I was also pleased to see the launch of our allotment watch initiative in Torfaen. CSO Hughes, who’s leading the scheme, has been speaking to plot holders across the area, talking to them about the measures they can put in place to keep their sheds, tools and belongings safe.
Things like marking your tools with SmartWater, securing your storage containers with quality locks and keeping valuables out of sight can make a real difference and deter opportunistic thieves.
Our officers are committed to tackling ASB and associated crime. It’s completely unacceptable and won’t be tolerated in Torfaen.
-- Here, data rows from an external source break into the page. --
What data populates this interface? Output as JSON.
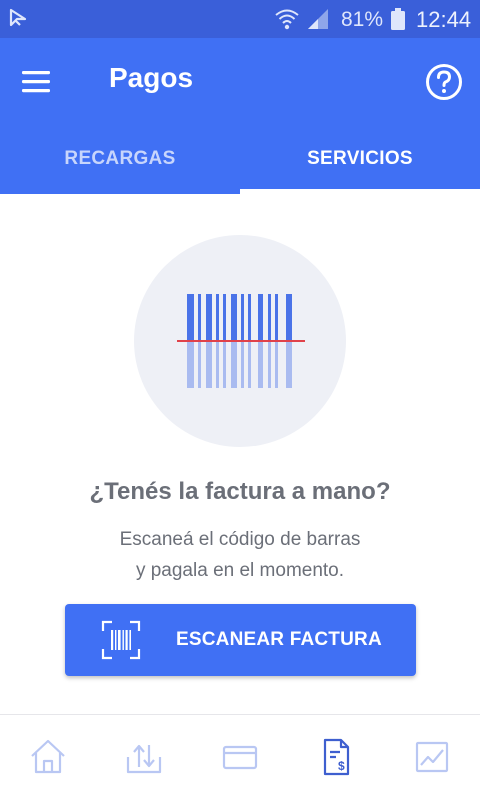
{
  "status_bar": {
    "battery_percent": "81%",
    "time": "12:44",
    "icons": [
      "app-notification-icon",
      "wifi-icon",
      "signal-icon",
      "battery-icon"
    ]
  },
  "app_bar": {
    "title": "Pagos",
    "icons": [
      "menu-icon",
      "help-icon"
    ]
  },
  "tabs": [
    {
      "label": "RECARGAS",
      "selected": false
    },
    {
      "label": "SERVICIOS",
      "selected": true
    }
  ],
  "main": {
    "illustration": "barcode-scan-illustration",
    "question": "¿Tenés la factura a mano?",
    "subtitle_line1": "Escaneá el código de barras",
    "subtitle_line2": "y pagala en el momento.",
    "scan_button_label": "ESCANEAR FACTURA",
    "scan_button_icon": "barcode-scan-icon"
  },
  "bottom_nav": {
    "items": [
      {
        "icon": "home-icon",
        "selected": false
      },
      {
        "icon": "transfer-icon",
        "selected": false
      },
      {
        "icon": "card-icon",
        "selected": false
      },
      {
        "icon": "bill-payment-icon",
        "selected": true
      },
      {
        "icon": "chart-icon",
        "selected": false
      }
    ]
  },
  "colors": {
    "primary": "#4070f4",
    "status_bar": "#3a5fd9",
    "text_gray": "#6b6f78",
    "nav_inactive": "#b9c7f3",
    "illustration_bg": "#eef0f6",
    "scan_line": "#e0424a"
  }
}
Which is why I was saddened to see the recent increase in reports of ASB in the evenings in and around Ivor and Broad Street in Blaenavon.
As a result, we’ve increased patrols in the area and will continue to deal robustly with anyone intent on causing upset and distress in the community.
The Easter break has passed, but we’re continuing to urge parents to speak to their children about the impact their behaviour can have on their town and their neighbours.
One of the ways we deal with ASB is to issue dispersal orders in areas that have seen increased reports of disorder. This was the case in Cwmbran recently, where I authorised orders to address the increase in reports.
Orders give us additional powers to direct groups away from the area if their behaviour is likely to contribute to disorder or cause harassment, alarm or distress. If they return after being directed away, they can face arrest.
Our patrols in the town centre will continue and we’re working with local community groups, including Cwmbran Centre to identify those responsible.
In this new role, I lead a team of police officers and community support officers that are enthusiastic and care about the communities they serve. Our focus will continue to be on the issues that are identified to us, which is why I encourage our residents and businesses to discuss any concerns they may have with us so we can continue to commit to keeping Torfaen a safe and enjoyable place to live, work and visit.
I look forward to sharing more news in my next blog.